Just as for prescription drugs, time plays a critical hand in governing the safety of surgery, based on an analysis of some 90,000 operations performed at the Duke University Medical Center starting in 2000.
The "safest" time to have an operation was at 9 a.m., while the worst was from 3-4 p.m. Interestingly, scientists speculate problems during late afternoon procedures may be attributed to health care workers administering anesthesia during the low point of their own natural circadian cycles (and their patients' too).
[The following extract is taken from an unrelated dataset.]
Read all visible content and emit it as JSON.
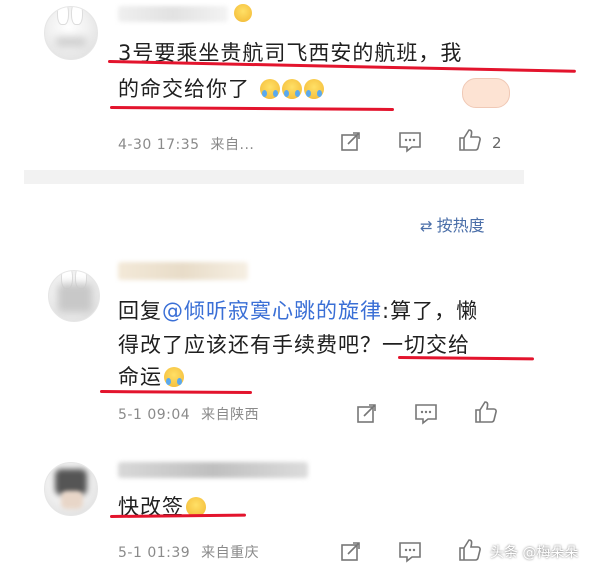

The lion's share of the problems, relegated to the "other" category, included operating equipment problems and coordinating anesthesia and pain medications before and after surgery. Also, scientists discovered some 9,500 administrative delays -- many of them in the afternoon -- that weren't categorized as problems, but could have influenced them.
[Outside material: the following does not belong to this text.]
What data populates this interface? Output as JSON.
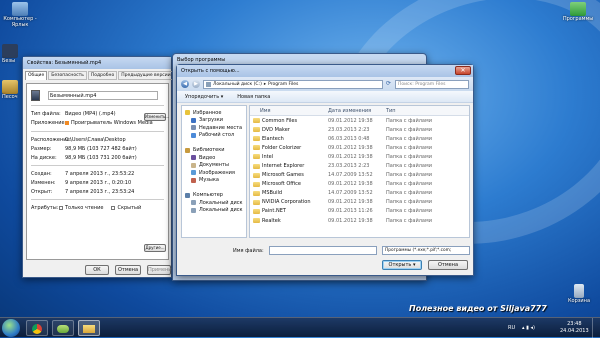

Makes you wonder if the high number of errors was exacerbated by the number of patients receiving unnecessary procedures, surgeries or drugs.